TASK STATEMENT: Copy out every entry that follows, without a single picture.

[Page and application data records]

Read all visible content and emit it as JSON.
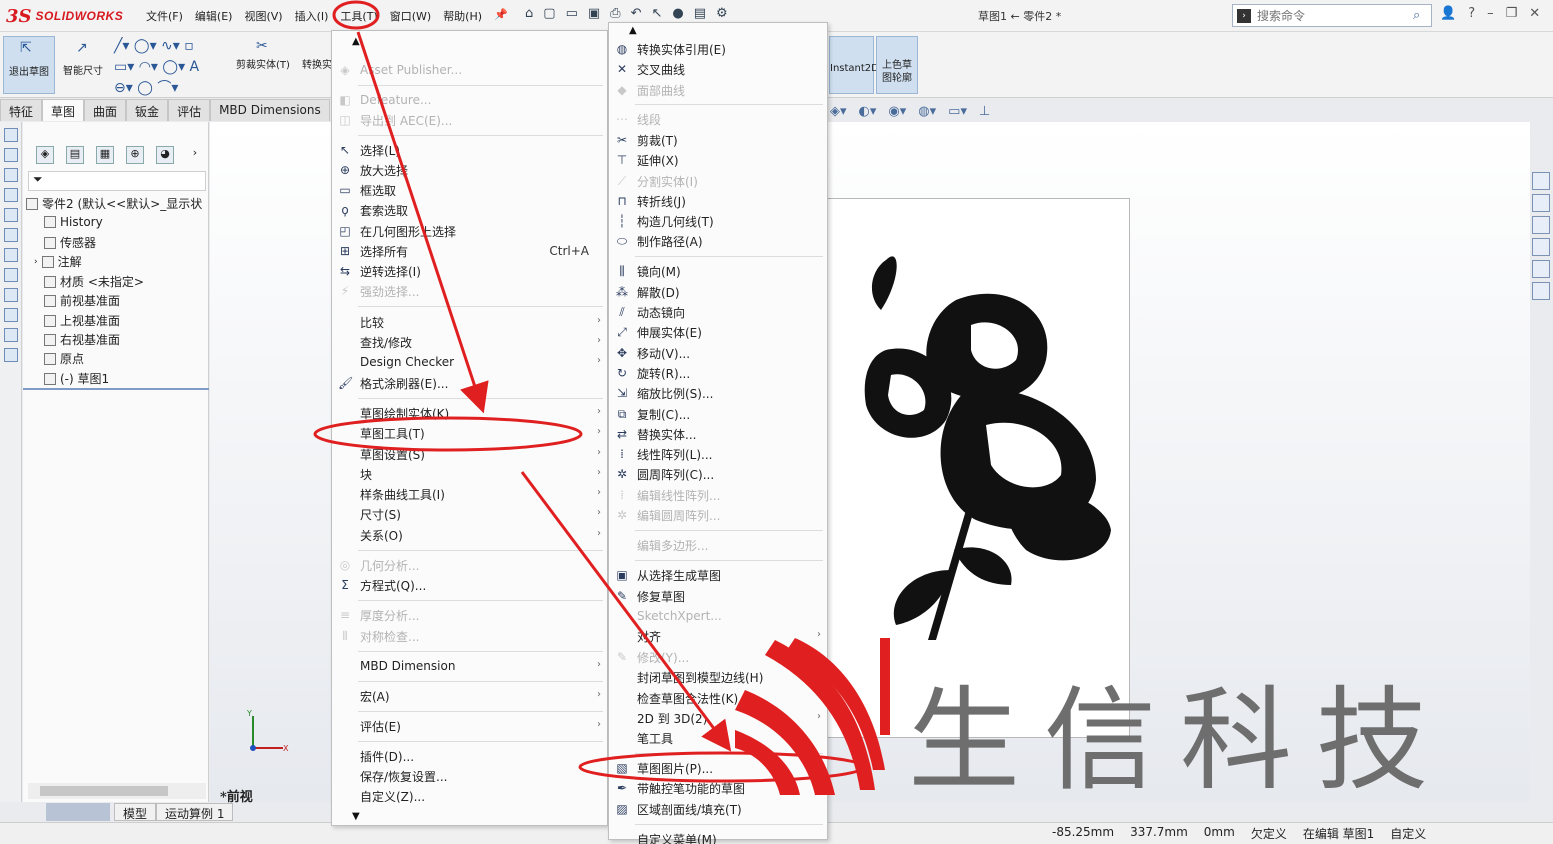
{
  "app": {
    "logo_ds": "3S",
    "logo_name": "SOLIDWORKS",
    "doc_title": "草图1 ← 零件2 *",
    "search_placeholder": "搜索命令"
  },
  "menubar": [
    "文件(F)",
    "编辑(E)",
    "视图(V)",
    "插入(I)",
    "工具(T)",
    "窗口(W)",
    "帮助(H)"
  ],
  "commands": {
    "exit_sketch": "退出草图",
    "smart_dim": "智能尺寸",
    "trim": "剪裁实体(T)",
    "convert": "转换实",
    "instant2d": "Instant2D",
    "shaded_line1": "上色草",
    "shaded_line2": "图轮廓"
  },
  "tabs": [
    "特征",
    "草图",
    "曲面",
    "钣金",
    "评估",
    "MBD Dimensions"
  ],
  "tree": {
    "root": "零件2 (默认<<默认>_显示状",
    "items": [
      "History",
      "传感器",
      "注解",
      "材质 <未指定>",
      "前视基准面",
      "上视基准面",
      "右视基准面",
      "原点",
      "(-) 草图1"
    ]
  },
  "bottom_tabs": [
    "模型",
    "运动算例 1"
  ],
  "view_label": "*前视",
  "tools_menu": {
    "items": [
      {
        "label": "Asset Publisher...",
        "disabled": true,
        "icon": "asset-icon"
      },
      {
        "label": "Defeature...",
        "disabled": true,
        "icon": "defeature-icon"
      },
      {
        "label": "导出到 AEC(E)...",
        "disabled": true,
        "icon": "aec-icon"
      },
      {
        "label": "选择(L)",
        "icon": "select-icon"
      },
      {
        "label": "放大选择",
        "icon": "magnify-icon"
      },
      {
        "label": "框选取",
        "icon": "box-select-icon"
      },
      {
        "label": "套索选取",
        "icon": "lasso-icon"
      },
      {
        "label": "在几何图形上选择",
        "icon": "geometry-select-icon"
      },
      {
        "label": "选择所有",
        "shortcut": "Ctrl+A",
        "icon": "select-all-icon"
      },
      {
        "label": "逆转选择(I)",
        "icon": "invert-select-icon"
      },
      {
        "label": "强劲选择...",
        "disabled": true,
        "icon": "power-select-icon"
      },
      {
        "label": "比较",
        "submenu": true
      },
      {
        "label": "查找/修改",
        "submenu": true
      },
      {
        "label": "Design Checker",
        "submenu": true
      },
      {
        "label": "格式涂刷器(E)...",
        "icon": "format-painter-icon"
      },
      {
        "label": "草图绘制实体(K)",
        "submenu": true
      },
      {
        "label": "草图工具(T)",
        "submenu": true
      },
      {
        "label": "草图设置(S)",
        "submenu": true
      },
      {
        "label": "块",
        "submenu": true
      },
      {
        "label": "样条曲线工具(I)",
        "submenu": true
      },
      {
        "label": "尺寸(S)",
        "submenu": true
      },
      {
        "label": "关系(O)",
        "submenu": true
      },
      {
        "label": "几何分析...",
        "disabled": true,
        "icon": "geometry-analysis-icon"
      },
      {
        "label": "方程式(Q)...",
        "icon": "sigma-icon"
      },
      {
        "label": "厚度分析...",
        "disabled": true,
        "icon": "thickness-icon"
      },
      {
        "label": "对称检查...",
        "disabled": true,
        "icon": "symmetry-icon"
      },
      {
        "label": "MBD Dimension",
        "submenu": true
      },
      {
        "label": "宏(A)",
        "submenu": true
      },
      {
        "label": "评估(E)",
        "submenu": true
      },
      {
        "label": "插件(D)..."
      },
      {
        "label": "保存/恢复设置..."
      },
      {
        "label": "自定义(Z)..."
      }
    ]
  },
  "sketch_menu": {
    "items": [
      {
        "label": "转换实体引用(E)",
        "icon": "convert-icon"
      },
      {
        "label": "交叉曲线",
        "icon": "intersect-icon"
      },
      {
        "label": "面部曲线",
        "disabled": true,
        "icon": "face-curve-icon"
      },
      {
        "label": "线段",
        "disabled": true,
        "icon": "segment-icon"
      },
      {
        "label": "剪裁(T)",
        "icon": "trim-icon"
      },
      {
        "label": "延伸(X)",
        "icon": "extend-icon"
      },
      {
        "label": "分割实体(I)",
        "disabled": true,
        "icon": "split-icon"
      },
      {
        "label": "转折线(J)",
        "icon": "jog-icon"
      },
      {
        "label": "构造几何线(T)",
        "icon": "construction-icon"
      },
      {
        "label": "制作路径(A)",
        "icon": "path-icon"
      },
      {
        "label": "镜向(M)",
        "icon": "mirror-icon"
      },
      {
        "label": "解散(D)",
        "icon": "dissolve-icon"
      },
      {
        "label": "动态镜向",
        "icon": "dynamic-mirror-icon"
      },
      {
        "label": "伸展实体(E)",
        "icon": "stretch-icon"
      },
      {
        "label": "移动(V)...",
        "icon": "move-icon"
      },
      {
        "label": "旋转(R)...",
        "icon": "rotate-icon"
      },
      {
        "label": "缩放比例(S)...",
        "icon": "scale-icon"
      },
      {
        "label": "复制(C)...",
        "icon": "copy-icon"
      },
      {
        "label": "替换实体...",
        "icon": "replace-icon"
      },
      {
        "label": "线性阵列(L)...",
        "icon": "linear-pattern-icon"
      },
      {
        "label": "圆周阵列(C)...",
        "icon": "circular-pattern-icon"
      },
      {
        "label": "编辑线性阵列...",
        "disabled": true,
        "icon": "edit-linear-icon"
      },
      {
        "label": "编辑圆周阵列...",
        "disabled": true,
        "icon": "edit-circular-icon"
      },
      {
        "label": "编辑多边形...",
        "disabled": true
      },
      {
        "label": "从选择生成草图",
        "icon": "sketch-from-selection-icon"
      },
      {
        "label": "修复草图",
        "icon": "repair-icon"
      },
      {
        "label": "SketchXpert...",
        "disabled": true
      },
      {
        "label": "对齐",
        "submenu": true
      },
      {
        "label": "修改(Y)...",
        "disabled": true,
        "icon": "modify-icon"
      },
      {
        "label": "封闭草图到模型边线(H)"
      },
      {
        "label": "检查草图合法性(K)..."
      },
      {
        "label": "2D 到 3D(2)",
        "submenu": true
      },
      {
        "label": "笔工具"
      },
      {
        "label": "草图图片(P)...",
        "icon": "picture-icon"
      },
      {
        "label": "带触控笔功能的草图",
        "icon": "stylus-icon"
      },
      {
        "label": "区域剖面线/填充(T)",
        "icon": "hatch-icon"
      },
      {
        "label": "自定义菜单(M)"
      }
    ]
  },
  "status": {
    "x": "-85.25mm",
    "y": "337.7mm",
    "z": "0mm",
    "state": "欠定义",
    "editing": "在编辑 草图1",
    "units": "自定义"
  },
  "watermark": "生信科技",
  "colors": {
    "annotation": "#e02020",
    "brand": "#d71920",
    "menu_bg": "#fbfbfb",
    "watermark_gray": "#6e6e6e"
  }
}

ANSWER TO THIS EXERCISE:
Read all visible content and emit it as JSON.
{
  "app": {
    "logo_ds": "3S",
    "logo_name": "SOLIDWORKS",
    "doc_title": "草图1 ← 零件2 *",
    "search_placeholder": "搜索命令"
  },
  "menubar": [
    "文件(F)",
    "编辑(E)",
    "视图(V)",
    "插入(I)",
    "工具(T)",
    "窗口(W)",
    "帮助(H)"
  ],
  "commands": {
    "exit_sketch": "退出草图",
    "smart_dim": "智能尺寸",
    "trim": "剪裁实体(T)",
    "convert": "转换实",
    "instant2d": "Instant2D",
    "shaded_line1": "上色草",
    "shaded_line2": "图轮廓"
  },
  "tabs": [
    "特征",
    "草图",
    "曲面",
    "钣金",
    "评估",
    "MBD Dimensions"
  ],
  "tree": {
    "root": "零件2 (默认<<默认>_显示状",
    "items": [
      "History",
      "传感器",
      "注解",
      "材质 <未指定>",
      "前视基准面",
      "上视基准面",
      "右视基准面",
      "原点",
      "(-) 草图1"
    ]
  },
  "bottom_tabs": [
    "模型",
    "运动算例 1"
  ],
  "view_label": "*前视",
  "tools_menu": {
    "items": [
      {
        "label": "Asset Publisher...",
        "disabled": true,
        "icon": "asset-icon"
      },
      {
        "label": "Defeature...",
        "disabled": true,
        "icon": "defeature-icon"
      },
      {
        "label": "导出到 AEC(E)...",
        "disabled": true,
        "icon": "aec-icon"
      },
      {
        "label": "选择(L)",
        "icon": "select-icon"
      },
      {
        "label": "放大选择",
        "icon": "magnify-icon"
      },
      {
        "label": "框选取",
        "icon": "box-select-icon"
      },
      {
        "label": "套索选取",
        "icon": "lasso-icon"
      },
      {
        "label": "在几何图形上选择",
        "icon": "geometry-select-icon"
      },
      {
        "label": "选择所有",
        "shortcut": "Ctrl+A",
        "icon": "select-all-icon"
      },
      {
        "label": "逆转选择(I)",
        "icon": "invert-select-icon"
      },
      {
        "label": "强劲选择...",
        "disabled": true,
        "icon": "power-select-icon"
      },
      {
        "label": "比较",
        "submenu": true
      },
      {
        "label": "查找/修改",
        "submenu": true
      },
      {
        "label": "Design Checker",
        "submenu": true
      },
      {
        "label": "格式涂刷器(E)...",
        "icon": "format-painter-icon"
      },
      {
        "label": "草图绘制实体(K)",
        "submenu": true
      },
      {
        "label": "草图工具(T)",
        "submenu": true
      },
      {
        "label": "草图设置(S)",
        "submenu": true
      },
      {
        "label": "块",
        "submenu": true
      },
      {
        "label": "样条曲线工具(I)",
        "submenu": true
      },
      {
        "label": "尺寸(S)",
        "submenu": true
      },
      {
        "label": "关系(O)",
        "submenu": true
      },
      {
        "label": "几何分析...",
        "disabled": true,
        "icon": "geometry-analysis-icon"
      },
      {
        "label": "方程式(Q)...",
        "icon": "sigma-icon"
      },
      {
        "label": "厚度分析...",
        "disabled": true,
        "icon": "thickness-icon"
      },
      {
        "label": "对称检查...",
        "disabled": true,
        "icon": "symmetry-icon"
      },
      {
        "label": "MBD Dimension",
        "submenu": true
      },
      {
        "label": "宏(A)",
        "submenu": true
      },
      {
        "label": "评估(E)",
        "submenu": true
      },
      {
        "label": "插件(D)..."
      },
      {
        "label": "保存/恢复设置..."
      },
      {
        "label": "自定义(Z)..."
      }
    ]
  },
  "sketch_menu": {
    "items": [
      {
        "label": "转换实体引用(E)",
        "icon": "convert-icon"
      },
      {
        "label": "交叉曲线",
        "icon": "intersect-icon"
      },
      {
        "label": "面部曲线",
        "disabled": true,
        "icon": "face-curve-icon"
      },
      {
        "label": "线段",
        "disabled": true,
        "icon": "segment-icon"
      },
      {
        "label": "剪裁(T)",
        "icon": "trim-icon"
      },
      {
        "label": "延伸(X)",
        "icon": "extend-icon"
      },
      {
        "label": "分割实体(I)",
        "disabled": true,
        "icon": "split-icon"
      },
      {
        "label": "转折线(J)",
        "icon": "jog-icon"
      },
      {
        "label": "构造几何线(T)",
        "icon": "construction-icon"
      },
      {
        "label": "制作路径(A)",
        "icon": "path-icon"
      },
      {
        "label": "镜向(M)",
        "icon": "mirror-icon"
      },
      {
        "label": "解散(D)",
        "icon": "dissolve-icon"
      },
      {
        "label": "动态镜向",
        "icon": "dynamic-mirror-icon"
      },
      {
        "label": "伸展实体(E)",
        "icon": "stretch-icon"
      },
      {
        "label": "移动(V)...",
        "icon": "move-icon"
      },
      {
        "label": "旋转(R)...",
        "icon": "rotate-icon"
      },
      {
        "label": "缩放比例(S)...",
        "icon": "scale-icon"
      },
      {
        "label": "复制(C)...",
        "icon": "copy-icon"
      },
      {
        "label": "替换实体...",
        "icon": "replace-icon"
      },
      {
        "label": "线性阵列(L)...",
        "icon": "linear-pattern-icon"
      },
      {
        "label": "圆周阵列(C)...",
        "icon": "circular-pattern-icon"
      },
      {
        "label": "编辑线性阵列...",
        "disabled": true,
        "icon": "edit-linear-icon"
      },
      {
        "label": "编辑圆周阵列...",
        "disabled": true,
        "icon": "edit-circular-icon"
      },
      {
        "label": "编辑多边形...",
        "disabled": true
      },
      {
        "label": "从选择生成草图",
        "icon": "sketch-from-selection-icon"
      },
      {
        "label": "修复草图",
        "icon": "repair-icon"
      },
      {
        "label": "SketchXpert...",
        "disabled": true
      },
      {
        "label": "对齐",
        "submenu": true
      },
      {
        "label": "修改(Y)...",
        "disabled": true,
        "icon": "modify-icon"
      },
      {
        "label": "封闭草图到模型边线(H)"
      },
      {
        "label": "检查草图合法性(K)..."
      },
      {
        "label": "2D 到 3D(2)",
        "submenu": true
      },
      {
        "label": "笔工具"
      },
      {
        "label": "草图图片(P)...",
        "icon": "picture-icon"
      },
      {
        "label": "带触控笔功能的草图",
        "icon": "stylus-icon"
      },
      {
        "label": "区域剖面线/填充(T)",
        "icon": "hatch-icon"
      },
      {
        "label": "自定义菜单(M)"
      }
    ]
  },
  "status": {
    "x": "-85.25mm",
    "y": "337.7mm",
    "z": "0mm",
    "state": "欠定义",
    "editing": "在编辑 草图1",
    "units": "自定义"
  },
  "watermark": "生信科技",
  "colors": {
    "annotation": "#e02020",
    "brand": "#d71920",
    "menu_bg": "#fbfbfb",
    "watermark_gray": "#6e6e6e"
  }
}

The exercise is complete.